Building a Challenger Bank

The process of building a challenger bank is not an undertaking for the faint-hearted. Hampshire Trust Bank have experienced first-hand the long and winding road to achieving challenger status.
Building a challenger bank | interview

In the wake of the financial crisis, the government is focused on increasing competition in the UK banking industry. However, while the process of setting up a new bank has been made simpler by the Prudential Regulatory Authority and the Financial Conduct Authority, building a challenger bank is not an undertaking for the faint-hearted.

Barriers to entry to the UK banking industry remain. Regulators have to balance the objective of increasing competition with their primary focus, which is safeguarding the financial system and the conduct that goes on within it. It’s interesting to note that prior to Metro Bank being launched in 2010, there had not been a single new high street bank licence granted in 100 years.

So, how do you go about building a new challenger bank?
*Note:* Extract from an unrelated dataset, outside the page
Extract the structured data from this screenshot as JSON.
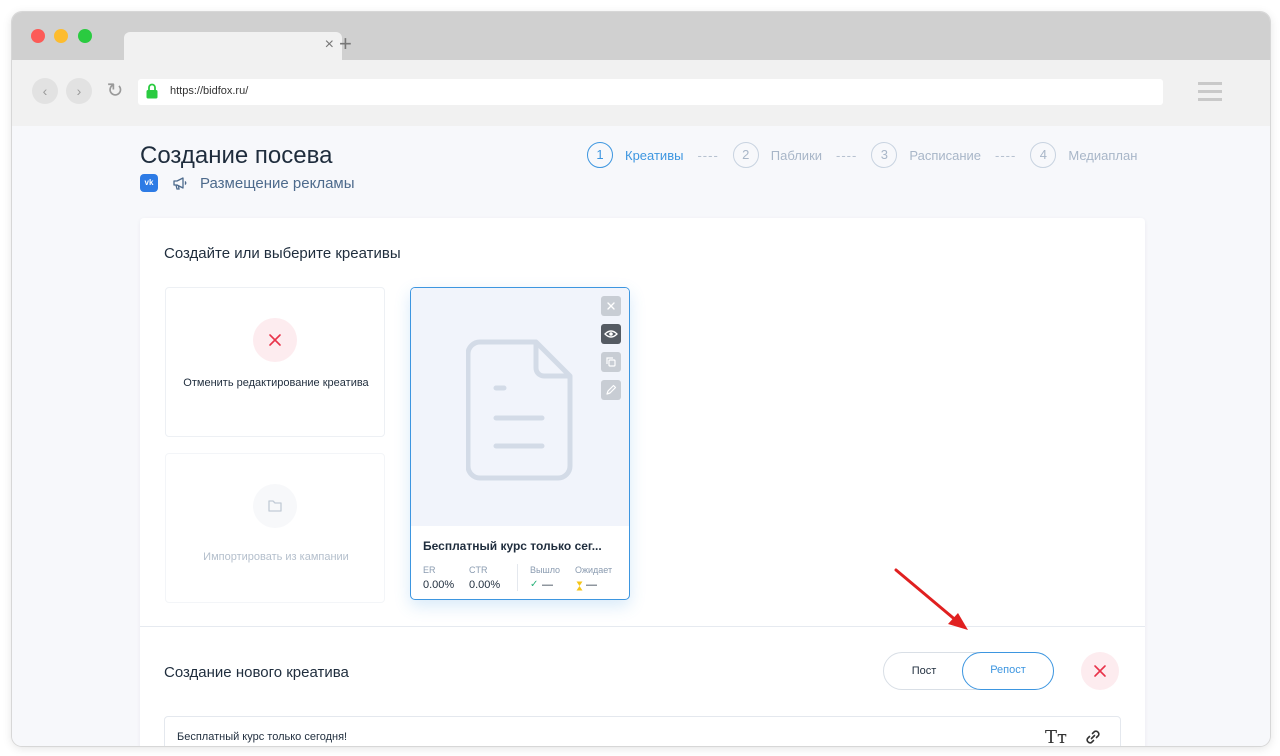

There are essentially two ways to achieve authorisation – either prepare a de novo application to set up a brand new bank or acquire another bank, as was the case with us and Hampshire Trust. Both options are likely to take a similar approval time.
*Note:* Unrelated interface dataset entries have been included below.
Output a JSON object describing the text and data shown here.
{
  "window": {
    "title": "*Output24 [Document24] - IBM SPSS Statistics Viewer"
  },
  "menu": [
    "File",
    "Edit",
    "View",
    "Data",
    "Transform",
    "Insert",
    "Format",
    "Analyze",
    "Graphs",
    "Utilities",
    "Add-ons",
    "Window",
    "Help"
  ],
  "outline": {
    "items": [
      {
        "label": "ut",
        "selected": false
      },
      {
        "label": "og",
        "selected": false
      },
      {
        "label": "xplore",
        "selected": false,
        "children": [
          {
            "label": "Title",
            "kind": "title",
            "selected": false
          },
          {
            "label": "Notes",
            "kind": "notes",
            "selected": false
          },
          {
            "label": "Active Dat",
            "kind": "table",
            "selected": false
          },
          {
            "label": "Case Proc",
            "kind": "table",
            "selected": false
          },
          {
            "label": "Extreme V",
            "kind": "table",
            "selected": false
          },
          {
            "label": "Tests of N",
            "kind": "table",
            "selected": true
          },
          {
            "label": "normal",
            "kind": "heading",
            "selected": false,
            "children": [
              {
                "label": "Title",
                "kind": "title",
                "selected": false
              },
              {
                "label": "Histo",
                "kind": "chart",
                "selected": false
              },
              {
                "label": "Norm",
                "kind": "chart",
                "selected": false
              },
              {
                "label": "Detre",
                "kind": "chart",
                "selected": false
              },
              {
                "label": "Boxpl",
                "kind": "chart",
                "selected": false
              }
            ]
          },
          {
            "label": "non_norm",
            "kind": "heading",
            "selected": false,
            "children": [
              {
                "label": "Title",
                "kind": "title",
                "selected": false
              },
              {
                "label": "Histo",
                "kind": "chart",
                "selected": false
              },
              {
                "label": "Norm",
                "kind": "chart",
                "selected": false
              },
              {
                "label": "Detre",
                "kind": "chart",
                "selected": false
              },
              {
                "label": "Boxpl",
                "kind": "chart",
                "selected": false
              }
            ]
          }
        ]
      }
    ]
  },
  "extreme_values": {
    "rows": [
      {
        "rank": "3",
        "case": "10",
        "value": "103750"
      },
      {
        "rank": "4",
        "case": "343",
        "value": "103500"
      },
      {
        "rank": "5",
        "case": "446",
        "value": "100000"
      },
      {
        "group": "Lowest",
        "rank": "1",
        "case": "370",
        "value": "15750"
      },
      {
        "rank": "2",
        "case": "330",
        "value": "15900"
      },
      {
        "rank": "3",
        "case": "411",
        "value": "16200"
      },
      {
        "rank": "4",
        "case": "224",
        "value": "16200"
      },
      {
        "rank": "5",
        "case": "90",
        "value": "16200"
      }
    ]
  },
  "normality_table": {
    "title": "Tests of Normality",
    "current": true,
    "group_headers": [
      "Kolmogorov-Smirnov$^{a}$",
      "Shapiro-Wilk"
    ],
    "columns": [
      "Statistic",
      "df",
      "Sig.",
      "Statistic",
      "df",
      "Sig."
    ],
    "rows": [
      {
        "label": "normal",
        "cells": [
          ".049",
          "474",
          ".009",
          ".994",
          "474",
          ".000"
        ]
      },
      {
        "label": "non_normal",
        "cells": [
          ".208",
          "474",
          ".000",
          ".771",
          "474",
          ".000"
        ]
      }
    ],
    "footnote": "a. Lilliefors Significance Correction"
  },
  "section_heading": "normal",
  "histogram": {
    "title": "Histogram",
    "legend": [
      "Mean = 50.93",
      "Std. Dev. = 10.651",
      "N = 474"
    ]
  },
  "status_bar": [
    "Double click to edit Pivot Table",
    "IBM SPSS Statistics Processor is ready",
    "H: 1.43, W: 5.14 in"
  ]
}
Navigating the regulatory landscape is just one component of approval. As with any new venture, the development of a business plan, with the necessary supporting information, is all important. It should be kept as short and simple as possible.

As you would expect, a strong financial plan which includes capital and liquidity resources is also crucial as it demonstrates that the business is viable and capable of delivering returns. In addition, documentation and plans are needed for business areas such as risk and compliance, HR and IT, and all of these must be developed in line with regulatory requirements.

Once the plans are in place

Once you have your plans in place, you need committed investors, a strong board and the specialist human resources required to build your business. Getting people to join you before you have authorisation is not easy but it does mean that you have a committed workforce from the start.

Our own journey to achieving challenger status took about two years. In May 2014, authorisation was granted and our new board and senior team appointed. We’re just over a year into our journey and I’m delighted to say that we are ahead of target and in a strong position for future growth.

Looking ahead

We believe that ‘one size fits all’ banking has no place in today’s business world and we’re working hard to deliver specialist support and create a portfolio that continues to meet the changing needs of British businesses.

Looking ahead, we will build on this strong foundation, deepening and broadening our core business lines of asset finance, commercial finance, property finance and personal and business savings. We will continue to deliver lending solutions that help realise the ambitions of businesses countrywide and we look forward to working with new and existing customers.


Ketan Malde

Chief Financial Officer, Hampshire Trust Bank

Ketan has over 30 years’ experience in financial services and joined Hampshire Trust Bank as Chief Financial Officer in May 2014.  He was previously Chief Operating Officer and Finance Director of Heritable Bank and was also the Finance Director of Sun Bank Plc for twelve years, from its inception until 2001.  Ketan is a graduate of the University of Leeds and is a Fellow of the Chartered Association of Certified Accountants.